◆ **Data**
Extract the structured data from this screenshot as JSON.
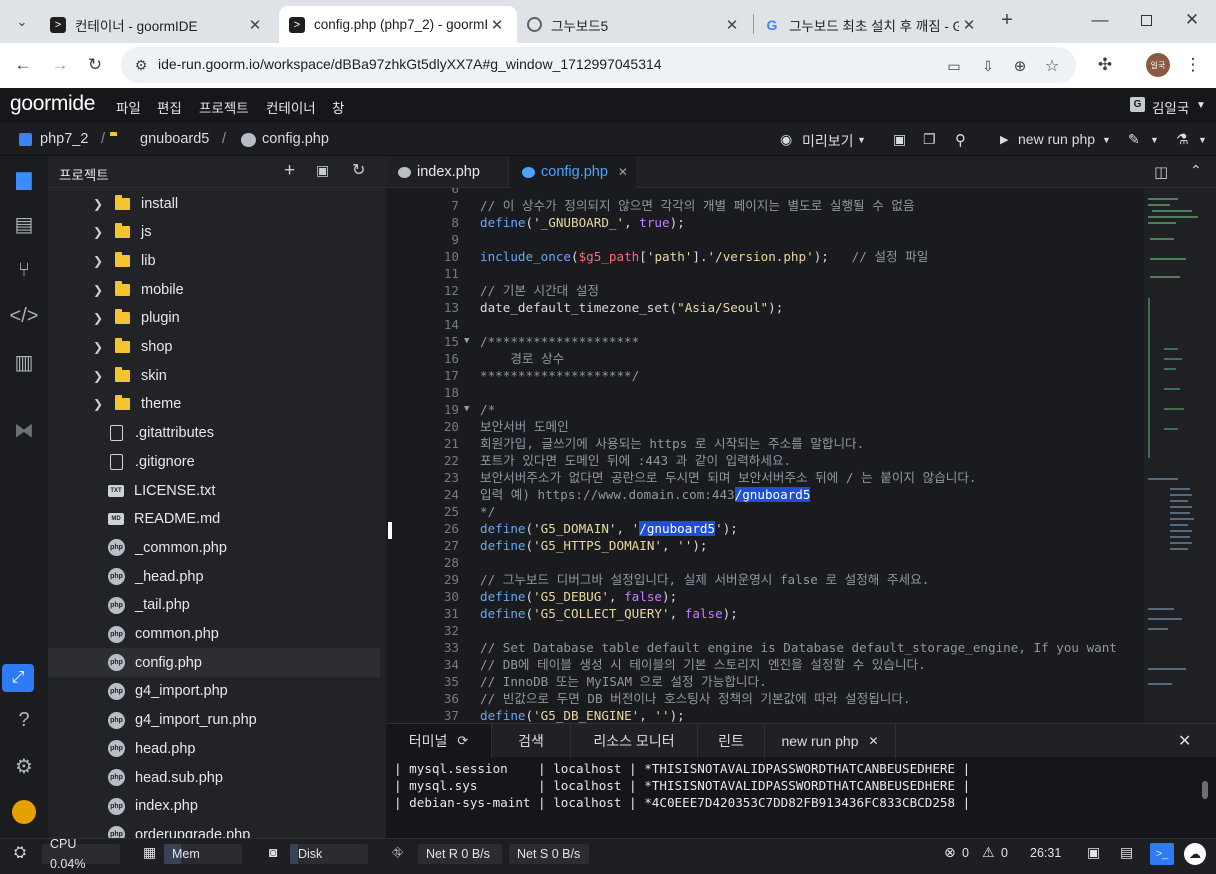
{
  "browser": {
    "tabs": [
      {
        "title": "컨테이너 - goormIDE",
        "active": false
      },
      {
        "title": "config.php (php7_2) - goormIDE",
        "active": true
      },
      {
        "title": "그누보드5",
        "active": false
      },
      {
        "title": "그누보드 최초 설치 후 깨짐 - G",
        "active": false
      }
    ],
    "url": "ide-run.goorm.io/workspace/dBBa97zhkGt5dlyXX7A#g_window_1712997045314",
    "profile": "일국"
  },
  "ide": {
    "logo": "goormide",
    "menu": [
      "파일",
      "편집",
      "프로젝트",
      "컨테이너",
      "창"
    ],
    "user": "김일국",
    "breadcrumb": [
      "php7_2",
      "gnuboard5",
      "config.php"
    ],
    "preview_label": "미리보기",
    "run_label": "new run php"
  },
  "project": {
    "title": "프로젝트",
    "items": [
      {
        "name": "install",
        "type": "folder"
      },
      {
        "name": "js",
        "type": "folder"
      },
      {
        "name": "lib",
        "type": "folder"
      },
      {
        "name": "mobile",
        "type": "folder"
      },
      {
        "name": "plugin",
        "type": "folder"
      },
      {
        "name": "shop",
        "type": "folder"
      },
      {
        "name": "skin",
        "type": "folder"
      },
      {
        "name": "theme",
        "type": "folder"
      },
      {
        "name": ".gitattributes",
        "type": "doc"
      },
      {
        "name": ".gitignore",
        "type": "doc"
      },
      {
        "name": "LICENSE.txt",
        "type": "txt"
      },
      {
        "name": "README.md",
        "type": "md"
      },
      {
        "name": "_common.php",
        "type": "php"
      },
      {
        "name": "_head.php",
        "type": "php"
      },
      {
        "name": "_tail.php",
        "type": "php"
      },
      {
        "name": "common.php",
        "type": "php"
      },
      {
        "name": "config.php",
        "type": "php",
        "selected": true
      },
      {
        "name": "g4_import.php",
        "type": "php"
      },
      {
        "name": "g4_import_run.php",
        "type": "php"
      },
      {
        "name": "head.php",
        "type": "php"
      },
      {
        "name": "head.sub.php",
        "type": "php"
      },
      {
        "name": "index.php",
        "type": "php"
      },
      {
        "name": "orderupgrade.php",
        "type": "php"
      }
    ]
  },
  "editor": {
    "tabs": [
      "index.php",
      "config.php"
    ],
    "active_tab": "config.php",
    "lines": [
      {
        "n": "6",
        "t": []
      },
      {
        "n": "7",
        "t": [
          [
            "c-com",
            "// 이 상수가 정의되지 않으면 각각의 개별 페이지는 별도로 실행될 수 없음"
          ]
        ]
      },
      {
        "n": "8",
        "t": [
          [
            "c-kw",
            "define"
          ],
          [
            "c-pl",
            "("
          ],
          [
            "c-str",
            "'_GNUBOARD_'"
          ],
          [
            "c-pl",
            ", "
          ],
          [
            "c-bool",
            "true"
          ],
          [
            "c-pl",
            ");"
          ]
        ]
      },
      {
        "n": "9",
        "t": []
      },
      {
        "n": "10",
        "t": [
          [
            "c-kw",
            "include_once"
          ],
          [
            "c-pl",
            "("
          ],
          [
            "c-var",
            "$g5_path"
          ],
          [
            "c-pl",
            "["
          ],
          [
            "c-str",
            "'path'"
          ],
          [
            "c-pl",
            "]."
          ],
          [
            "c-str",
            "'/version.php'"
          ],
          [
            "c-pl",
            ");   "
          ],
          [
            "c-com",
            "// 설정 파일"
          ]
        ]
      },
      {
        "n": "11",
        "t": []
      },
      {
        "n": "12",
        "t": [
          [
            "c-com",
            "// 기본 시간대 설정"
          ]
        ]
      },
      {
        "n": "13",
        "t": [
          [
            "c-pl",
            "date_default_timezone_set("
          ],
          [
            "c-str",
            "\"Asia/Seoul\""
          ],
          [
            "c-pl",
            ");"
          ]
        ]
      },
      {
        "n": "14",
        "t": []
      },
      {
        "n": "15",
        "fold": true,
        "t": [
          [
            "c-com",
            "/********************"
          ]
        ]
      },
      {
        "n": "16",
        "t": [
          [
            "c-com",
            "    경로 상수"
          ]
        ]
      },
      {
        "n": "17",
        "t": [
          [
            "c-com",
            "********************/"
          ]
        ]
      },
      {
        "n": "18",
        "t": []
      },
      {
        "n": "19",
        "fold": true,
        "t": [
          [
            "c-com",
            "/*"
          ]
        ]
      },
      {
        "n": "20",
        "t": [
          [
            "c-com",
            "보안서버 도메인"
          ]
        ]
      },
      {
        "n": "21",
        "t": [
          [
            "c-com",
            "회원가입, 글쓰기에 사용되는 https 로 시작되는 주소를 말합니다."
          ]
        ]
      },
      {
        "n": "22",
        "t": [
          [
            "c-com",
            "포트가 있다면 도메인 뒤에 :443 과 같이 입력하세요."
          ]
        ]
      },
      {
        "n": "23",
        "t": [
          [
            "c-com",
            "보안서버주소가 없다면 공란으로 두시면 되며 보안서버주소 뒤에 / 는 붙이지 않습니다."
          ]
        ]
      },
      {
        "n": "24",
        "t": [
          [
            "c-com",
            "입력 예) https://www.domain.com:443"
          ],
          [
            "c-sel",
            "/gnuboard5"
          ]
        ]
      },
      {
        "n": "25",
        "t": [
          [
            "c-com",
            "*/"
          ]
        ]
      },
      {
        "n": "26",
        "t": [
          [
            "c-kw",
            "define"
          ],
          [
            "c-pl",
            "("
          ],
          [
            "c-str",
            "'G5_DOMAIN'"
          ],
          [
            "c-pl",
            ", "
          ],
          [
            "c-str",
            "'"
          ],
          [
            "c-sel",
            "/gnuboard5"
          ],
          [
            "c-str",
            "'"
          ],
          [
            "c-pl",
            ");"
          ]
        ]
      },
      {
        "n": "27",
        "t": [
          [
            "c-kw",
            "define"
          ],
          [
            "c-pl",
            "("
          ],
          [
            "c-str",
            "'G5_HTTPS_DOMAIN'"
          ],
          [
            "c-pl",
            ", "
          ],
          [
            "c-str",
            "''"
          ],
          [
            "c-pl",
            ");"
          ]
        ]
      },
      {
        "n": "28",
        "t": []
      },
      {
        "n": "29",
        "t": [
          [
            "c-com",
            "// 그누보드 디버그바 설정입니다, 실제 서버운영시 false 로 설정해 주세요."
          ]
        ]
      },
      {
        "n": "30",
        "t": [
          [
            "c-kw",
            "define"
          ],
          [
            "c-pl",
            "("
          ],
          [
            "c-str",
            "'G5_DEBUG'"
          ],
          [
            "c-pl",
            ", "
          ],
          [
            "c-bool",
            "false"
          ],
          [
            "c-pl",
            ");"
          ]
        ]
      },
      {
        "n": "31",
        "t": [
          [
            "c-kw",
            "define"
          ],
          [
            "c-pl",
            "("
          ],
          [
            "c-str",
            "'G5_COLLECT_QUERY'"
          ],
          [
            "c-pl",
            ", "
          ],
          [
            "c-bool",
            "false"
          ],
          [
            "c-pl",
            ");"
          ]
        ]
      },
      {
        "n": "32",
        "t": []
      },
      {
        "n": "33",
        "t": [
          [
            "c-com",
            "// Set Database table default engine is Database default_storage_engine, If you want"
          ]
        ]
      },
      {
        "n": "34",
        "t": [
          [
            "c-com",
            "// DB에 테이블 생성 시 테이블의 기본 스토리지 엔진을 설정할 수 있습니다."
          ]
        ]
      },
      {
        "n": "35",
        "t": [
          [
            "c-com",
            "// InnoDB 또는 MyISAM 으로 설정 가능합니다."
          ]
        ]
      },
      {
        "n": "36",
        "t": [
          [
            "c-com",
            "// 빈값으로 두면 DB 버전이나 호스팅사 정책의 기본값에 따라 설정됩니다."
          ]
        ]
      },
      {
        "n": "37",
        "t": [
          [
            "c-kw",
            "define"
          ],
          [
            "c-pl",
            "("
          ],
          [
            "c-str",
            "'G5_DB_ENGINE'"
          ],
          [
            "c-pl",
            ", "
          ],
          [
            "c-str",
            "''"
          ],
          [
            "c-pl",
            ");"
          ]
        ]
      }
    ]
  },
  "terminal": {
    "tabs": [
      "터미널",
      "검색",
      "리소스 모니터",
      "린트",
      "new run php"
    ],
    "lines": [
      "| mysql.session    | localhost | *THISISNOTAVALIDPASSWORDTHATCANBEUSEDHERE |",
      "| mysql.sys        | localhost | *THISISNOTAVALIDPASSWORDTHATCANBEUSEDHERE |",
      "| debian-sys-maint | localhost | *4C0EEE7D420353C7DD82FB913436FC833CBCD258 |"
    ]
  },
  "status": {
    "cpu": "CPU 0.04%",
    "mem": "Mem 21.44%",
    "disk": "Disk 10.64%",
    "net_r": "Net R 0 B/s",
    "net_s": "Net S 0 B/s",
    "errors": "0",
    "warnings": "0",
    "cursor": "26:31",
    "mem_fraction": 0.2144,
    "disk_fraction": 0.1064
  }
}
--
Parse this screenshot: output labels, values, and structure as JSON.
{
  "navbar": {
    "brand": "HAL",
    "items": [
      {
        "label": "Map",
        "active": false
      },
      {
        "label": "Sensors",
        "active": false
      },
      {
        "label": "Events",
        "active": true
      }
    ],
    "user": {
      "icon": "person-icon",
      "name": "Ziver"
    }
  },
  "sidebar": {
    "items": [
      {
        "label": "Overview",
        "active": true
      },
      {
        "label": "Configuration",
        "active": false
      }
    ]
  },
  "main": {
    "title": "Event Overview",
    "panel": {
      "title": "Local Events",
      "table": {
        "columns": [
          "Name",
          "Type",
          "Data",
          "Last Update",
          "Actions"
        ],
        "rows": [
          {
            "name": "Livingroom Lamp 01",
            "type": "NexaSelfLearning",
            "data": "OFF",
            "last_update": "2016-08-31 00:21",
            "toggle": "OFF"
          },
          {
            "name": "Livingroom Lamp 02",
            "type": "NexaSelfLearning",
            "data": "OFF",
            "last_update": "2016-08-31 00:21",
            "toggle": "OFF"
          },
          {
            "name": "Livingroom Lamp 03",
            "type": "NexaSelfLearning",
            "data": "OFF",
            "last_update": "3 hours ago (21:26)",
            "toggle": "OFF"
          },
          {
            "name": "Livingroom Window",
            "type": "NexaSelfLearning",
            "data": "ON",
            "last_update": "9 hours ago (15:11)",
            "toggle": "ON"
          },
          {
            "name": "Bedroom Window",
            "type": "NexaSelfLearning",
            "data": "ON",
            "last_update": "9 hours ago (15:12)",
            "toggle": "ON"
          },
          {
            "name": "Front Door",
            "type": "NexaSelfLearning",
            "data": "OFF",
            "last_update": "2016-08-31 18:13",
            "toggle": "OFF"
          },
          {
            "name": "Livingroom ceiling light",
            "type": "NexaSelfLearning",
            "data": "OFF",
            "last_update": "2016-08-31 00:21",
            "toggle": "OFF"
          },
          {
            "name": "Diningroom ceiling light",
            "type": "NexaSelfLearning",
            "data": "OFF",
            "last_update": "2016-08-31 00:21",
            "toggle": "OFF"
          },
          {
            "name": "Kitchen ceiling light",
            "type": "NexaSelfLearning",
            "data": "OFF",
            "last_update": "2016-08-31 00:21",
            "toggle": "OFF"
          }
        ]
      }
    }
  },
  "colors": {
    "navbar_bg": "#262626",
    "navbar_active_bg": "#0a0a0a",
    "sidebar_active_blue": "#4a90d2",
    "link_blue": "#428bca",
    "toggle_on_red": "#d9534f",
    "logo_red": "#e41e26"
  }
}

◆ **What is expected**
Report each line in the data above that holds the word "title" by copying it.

◆ **Your solution**
        "title": "컨테이너 - goormIDE",
        "title": "config.php (php7_2) - goormIDE",
        "title": "그누보드5",
        "title": "그누보드 최초 설치 후 깨짐 - G",
    "title": "프로젝트",
    "title": "Event Overview",
      "title": "Local Events",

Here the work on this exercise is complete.